Back to the Heart of Worship: Transforming Worship

Spiritual transformation is the change in a person from the old way of living in sin to the new person living in the ways of the Spirit. Paul wrote about the Christian metamorphosis resulting from the renewed mind, the mind dedication to offering living sacrifice (Romans 12:1). As we are transformed, we no longer conform to the ways of the world.

Can this transformation be measured? In other words, is there a way that I can examine myself so that I can be sure that the transformation that Christ wants for my life is being accomplished? Yes, there is. One way is by considering carefully if these seven elements are present and growing in my walk in the Spirit: (1) Am I worshipping God intimately and passionately? (2) Am I engaging in spiritual friendships with other believers? (3) Am I pursuing faith in the context of family? (4) Am I embracing intentional forms of spiritual growth? (5) Am I serving others? (6) Am I investing time and resources in spiritual pursuits? (7) Am I having faith-based conversations with outsiders?

Those seven biblical points of self-examination are the seven elements on which the Barna Group focuses as they examine the passions that their research indicates that people moving from the old person to the new person in Christ possess (UnChristian by David Kinnaman). I’m going to be asking myself those questions? Will you do that, too? That’s Life at Work!


JD said...

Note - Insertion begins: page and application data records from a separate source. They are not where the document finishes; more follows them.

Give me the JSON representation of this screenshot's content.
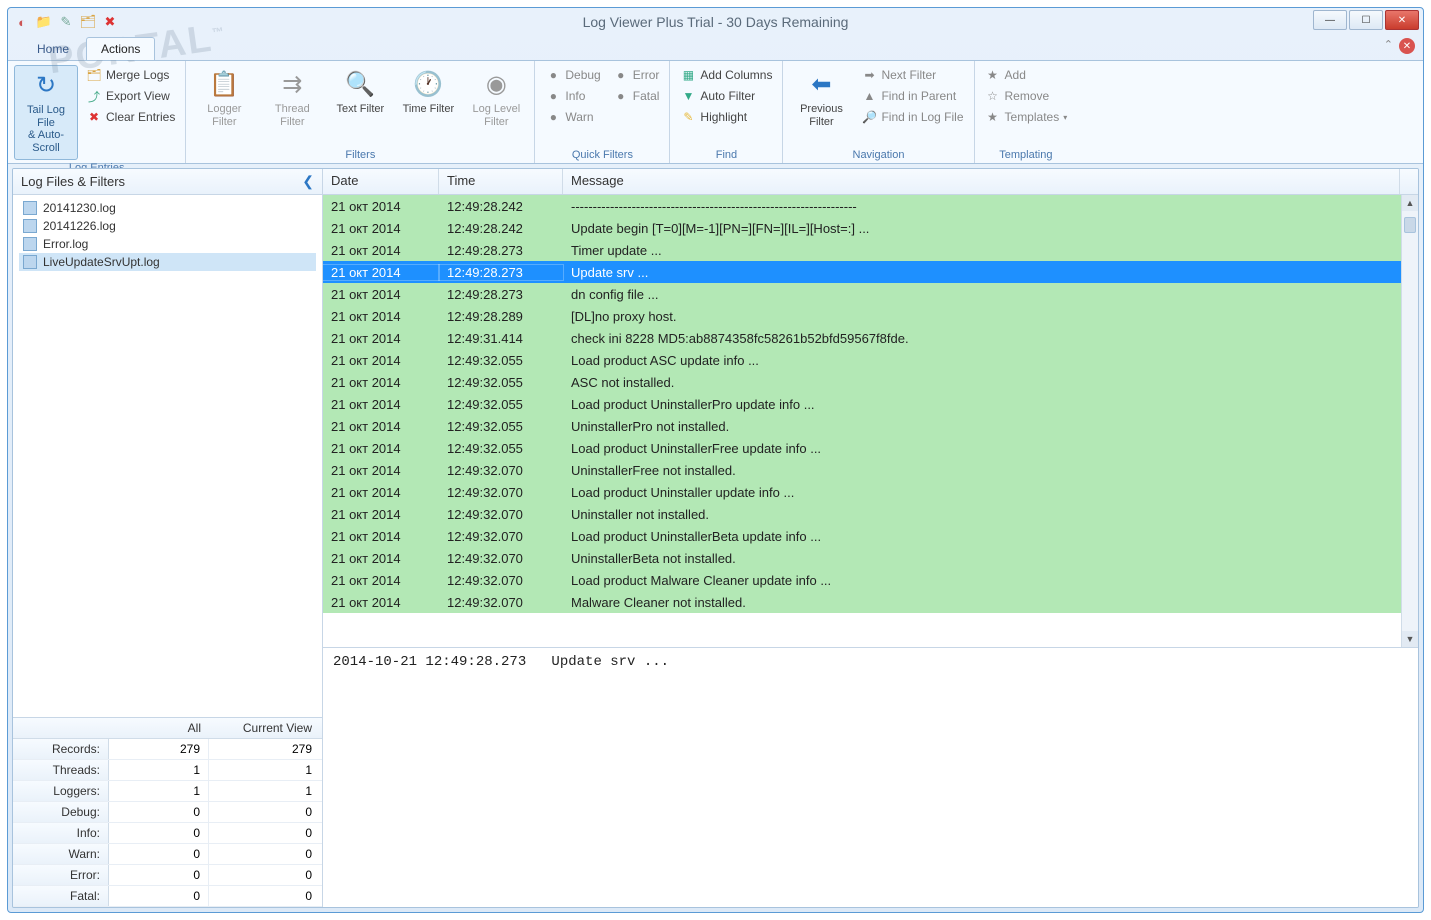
{
  "window": {
    "title": "Log Viewer Plus Trial - 30 Days Remaining"
  },
  "watermark": "PORTAL",
  "tabs": {
    "home": "Home",
    "actions": "Actions"
  },
  "ribbon": {
    "log_entries": {
      "label": "Log Entries",
      "tail": "Tail Log File\n& Auto-Scroll",
      "merge": "Merge Logs",
      "export": "Export View",
      "clear": "Clear Entries"
    },
    "filters": {
      "label": "Filters",
      "logger": "Logger\nFilter",
      "thread": "Thread\nFilter",
      "text": "Text Filter",
      "time": "Time Filter",
      "level": "Log Level\nFilter"
    },
    "quick_filters": {
      "label": "Quick Filters",
      "debug": "Debug",
      "info": "Info",
      "warn": "Warn",
      "error": "Error",
      "fatal": "Fatal"
    },
    "find": {
      "label": "Find",
      "add_columns": "Add Columns",
      "auto_filter": "Auto Filter",
      "highlight": "Highlight"
    },
    "navigation": {
      "label": "Navigation",
      "previous": "Previous\nFilter",
      "next": "Next Filter",
      "parent": "Find in Parent",
      "logfile": "Find in Log File"
    },
    "templating": {
      "label": "Templating",
      "add": "Add",
      "remove": "Remove",
      "templates": "Templates"
    }
  },
  "left": {
    "header": "Log Files & Filters",
    "files": [
      "20141230.log",
      "20141226.log",
      "Error.log",
      "LiveUpdateSrvUpt.log"
    ],
    "selected_index": 3
  },
  "grid": {
    "headers": {
      "date": "Date",
      "time": "Time",
      "message": "Message"
    },
    "selected_index": 3,
    "rows": [
      {
        "date": "21 окт 2014",
        "time": "12:49:28.242",
        "msg": "------------------------------------------------------------------"
      },
      {
        "date": "21 окт 2014",
        "time": "12:49:28.242",
        "msg": "Update begin [T=0][M=-1][PN=][FN=][IL=][Host=:] ..."
      },
      {
        "date": "21 окт 2014",
        "time": "12:49:28.273",
        "msg": "Timer update ..."
      },
      {
        "date": "21 окт 2014",
        "time": "12:49:28.273",
        "msg": "Update srv ..."
      },
      {
        "date": "21 окт 2014",
        "time": "12:49:28.273",
        "msg": "dn config file ..."
      },
      {
        "date": "21 окт 2014",
        "time": "12:49:28.289",
        "msg": "[DL]no proxy host."
      },
      {
        "date": "21 окт 2014",
        "time": "12:49:31.414",
        "msg": "check ini 8228 MD5:ab8874358fc58261b52bfd59567f8fde."
      },
      {
        "date": "21 окт 2014",
        "time": "12:49:32.055",
        "msg": "Load product ASC update info ..."
      },
      {
        "date": "21 окт 2014",
        "time": "12:49:32.055",
        "msg": "ASC not installed."
      },
      {
        "date": "21 окт 2014",
        "time": "12:49:32.055",
        "msg": "Load product UninstallerPro update info ..."
      },
      {
        "date": "21 окт 2014",
        "time": "12:49:32.055",
        "msg": "UninstallerPro not installed."
      },
      {
        "date": "21 окт 2014",
        "time": "12:49:32.055",
        "msg": "Load product UninstallerFree update info ..."
      },
      {
        "date": "21 окт 2014",
        "time": "12:49:32.070",
        "msg": "UninstallerFree not installed."
      },
      {
        "date": "21 окт 2014",
        "time": "12:49:32.070",
        "msg": "Load product Uninstaller update info ..."
      },
      {
        "date": "21 окт 2014",
        "time": "12:49:32.070",
        "msg": "Uninstaller not installed."
      },
      {
        "date": "21 окт 2014",
        "time": "12:49:32.070",
        "msg": "Load product UninstallerBeta update info ..."
      },
      {
        "date": "21 окт 2014",
        "time": "12:49:32.070",
        "msg": "UninstallerBeta not installed."
      },
      {
        "date": "21 окт 2014",
        "time": "12:49:32.070",
        "msg": "Load product Malware Cleaner update info ..."
      },
      {
        "date": "21 окт 2014",
        "time": "12:49:32.070",
        "msg": "Malware Cleaner not installed."
      }
    ]
  },
  "detail": "2014-10-21 12:49:28.273   Update srv ...",
  "stats": {
    "header": {
      "label": "",
      "all": "All",
      "current": "Current View"
    },
    "rows": [
      {
        "label": "Records:",
        "all": "279",
        "cur": "279"
      },
      {
        "label": "Threads:",
        "all": "1",
        "cur": "1"
      },
      {
        "label": "Loggers:",
        "all": "1",
        "cur": "1"
      },
      {
        "label": "Debug:",
        "all": "0",
        "cur": "0"
      },
      {
        "label": "Info:",
        "all": "0",
        "cur": "0"
      },
      {
        "label": "Warn:",
        "all": "0",
        "cur": "0"
      },
      {
        "label": "Error:",
        "all": "0",
        "cur": "0"
      },
      {
        "label": "Fatal:",
        "all": "0",
        "cur": "0"
      }
    ]
  }
}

Great questions, Rich. Thanks for sharing them. I have that book but haven't cracked it open yet. I am more encouraged to do so now. That vague feeling that we ought to be more spiritual ... and even the occasional efforts to try to make it happen... gnaws at us because we do not know how to measure it. Looks like this could be a way.

dagwud said...

They are some excellent questions. Considering my great passion for great marriages, question 3 was particularly important to me when I first read it. If Christianity will be fleshed out, it must first be fleshed out in my family.